The Parliamentary system needs serious reform
It is difficult not to be dismayed by the manner in which the Congress party with a mere 44 MPs tried to ensure external affairs minister Sushma Swaraj wasn’t even able to reply in Parliament to the charges levelled against her—her half-hour speech was all but drowned out by sloganeering by one cheerleader with the rest of the MPs joining in as a chorus while party chief Sonia Gandhi sat through without one attempt to restrain them. How can there be a discussion in Parliament if there is to be no reply on it? The washout of an entire session of Parliament due to the Congress demand that senior BJP ministers and chief ministers first resign is another symptom of the paralysis that has come to grip Parliament in the last decade or more. The flip side, of Parliament passing the budget—in March 2006—without even a token discussion of the grants in committees, is another form of this malaise though the ruling party may have welcomed it then. None of this is to absolve the Narendra Modi government for getting its Parliamentary strategy wrong by initially not being willing to engage in a constructive debate over various Bills such as the GST or the land one or to send them to Parliament’s committees—ironically, its misguided pursuit of the land Bill, instead of allowing states to come up with their own Bills, gave the disparate Opposition a flag to unite under.
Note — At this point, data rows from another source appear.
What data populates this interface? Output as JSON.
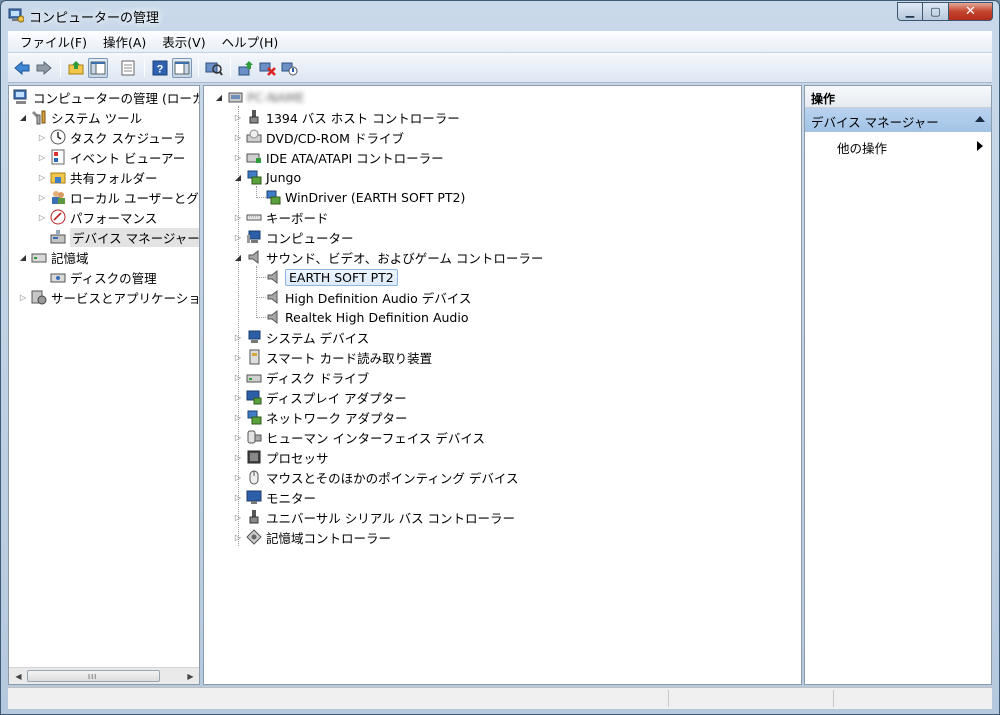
{
  "window": {
    "title": "コンピューターの管理"
  },
  "menu": [
    {
      "label": "ファイル(F)"
    },
    {
      "label": "操作(A)"
    },
    {
      "label": "表示(V)"
    },
    {
      "label": "ヘルプ(H)"
    }
  ],
  "toolbar": {
    "buttons": [
      {
        "name": "back-icon"
      },
      {
        "name": "forward-icon"
      },
      {
        "name": "up-folder-icon"
      },
      {
        "name": "show-tree-icon"
      },
      {
        "name": "properties-icon"
      },
      {
        "name": "help-icon"
      },
      {
        "name": "show-action-pane-icon"
      },
      {
        "name": "scan-hardware-icon"
      },
      {
        "name": "update-driver-icon"
      },
      {
        "name": "uninstall-icon"
      },
      {
        "name": "disable-device-icon"
      }
    ]
  },
  "left_tree": [
    {
      "label": "コンピューターの管理 (ローカ",
      "icon": "computer-management-icon"
    },
    {
      "label": "システム ツール",
      "icon": "system-tools-icon"
    },
    {
      "label": "タスク スケジューラ",
      "icon": "clock-icon"
    },
    {
      "label": "イベント ビューアー",
      "icon": "event-viewer-icon"
    },
    {
      "label": "共有フォルダー",
      "icon": "shared-folder-icon"
    },
    {
      "label": "ローカル ユーザーとグ",
      "icon": "users-icon"
    },
    {
      "label": "パフォーマンス",
      "icon": "performance-icon"
    },
    {
      "label": "デバイス マネージャー",
      "icon": "device-manager-icon"
    },
    {
      "label": "記憶域",
      "icon": "storage-icon"
    },
    {
      "label": "ディスクの管理",
      "icon": "disk-management-icon"
    },
    {
      "label": "サービスとアプリケーショ",
      "icon": "services-icon"
    }
  ],
  "device_tree": {
    "root": "PC-NAME",
    "items": [
      {
        "label": "1394 バス ホスト コントローラー",
        "icon": "usb-connector-icon"
      },
      {
        "label": "DVD/CD-ROM ドライブ",
        "icon": "dvd-drive-icon"
      },
      {
        "label": "IDE ATA/ATAPI コントローラー",
        "icon": "ide-controller-icon"
      },
      {
        "label": "Jungo",
        "icon": "network-device-icon"
      },
      {
        "label": "WinDriver (EARTH SOFT PT2)",
        "icon": "network-device-icon"
      },
      {
        "label": "キーボード",
        "icon": "keyboard-icon"
      },
      {
        "label": "コンピューター",
        "icon": "computer-icon"
      },
      {
        "label": "サウンド、ビデオ、およびゲーム コントローラー",
        "icon": "speaker-icon"
      },
      {
        "label": "EARTH SOFT PT2",
        "icon": "speaker-icon"
      },
      {
        "label": "High Definition Audio デバイス",
        "icon": "speaker-icon"
      },
      {
        "label": "Realtek High Definition Audio",
        "icon": "speaker-icon"
      },
      {
        "label": "システム デバイス",
        "icon": "computer-icon"
      },
      {
        "label": "スマート カード読み取り装置",
        "icon": "smart-card-icon"
      },
      {
        "label": "ディスク ドライブ",
        "icon": "disk-drive-icon"
      },
      {
        "label": "ディスプレイ アダプター",
        "icon": "display-adapter-icon"
      },
      {
        "label": "ネットワーク アダプター",
        "icon": "network-device-icon"
      },
      {
        "label": "ヒューマン インターフェイス デバイス",
        "icon": "hid-icon"
      },
      {
        "label": "プロセッサ",
        "icon": "processor-icon"
      },
      {
        "label": "マウスとそのほかのポインティング デバイス",
        "icon": "mouse-icon"
      },
      {
        "label": "モニター",
        "icon": "monitor-icon"
      },
      {
        "label": "ユニバーサル シリアル バス コントローラー",
        "icon": "usb-connector-icon"
      },
      {
        "label": "記憶域コントローラー",
        "icon": "storage-controller-icon"
      }
    ]
  },
  "actions": {
    "header": "操作",
    "section": "デバイス マネージャー",
    "item": "他の操作"
  },
  "scrollbar": {
    "grip": "III"
  }
}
The issue, however, goes beyond the BJP and the Congress, there are systemic changes required. Former RBI Governor and MP Bimal Jalan has talked of how the anti-defection law has spawned the splintering of political parties and has suggested that small parties leaving coalitions be subject to the same re-election rule. The whip, similarly, has prevented members from voting according to their conscience and, therefore, reduces all votes to a farce whose outcome is determined by the number of seats the ruling party/alliance has—much better to use the whip only for money Bills. Combine this with BJD MP Jay Panda’s suggestion to have clear rules for running Parliament as opposed to the Speaker’s discretion today—a private MP’s Bill, if you please, needs Presidential assent before it is even introduced! So, as in the UK, he says, have certain days set aside where the Opposition decides the agenda; if 50 MPs sign for it, a topic must be discussed; if 100 MPs sign, the discussion must be a voting one. The idea is not to weaken the government, it is to inject vibrancy into Parliament. If, instead of heckling, there was a genuine vote on Swaraj/Raje/Chouhan, followed by a vote, the people and the government would have a genuine sense of how Parliament felt—while the government wouldn’t fall even if it lost the vote since this is not a money Bill, it would have very powerful consequences. Right now, as Panda says, with no votes on most discussions, governments simply smile while Opposition MPs make their point—also, if MPs knew there would always be a discussion on issues enough of them felt were important, there would be that much less of a justification for the kind of behaviour we saw earlier in the week. The US anti-filibuster vote, similarly, could be adapted to ensure against holding up of Parliament and constant heckling of MPs. And to prevent frivolous no-confidence motions to make fragile coalitions fall, Panda suggests the German system of a positive alternative where voting out a party/coalition has to be accompanied by one voting in another. There are many more suggestions by many others, the important thing is try them out, to breathe life into the Parliamentary system that often seems to be serving little effective purpose.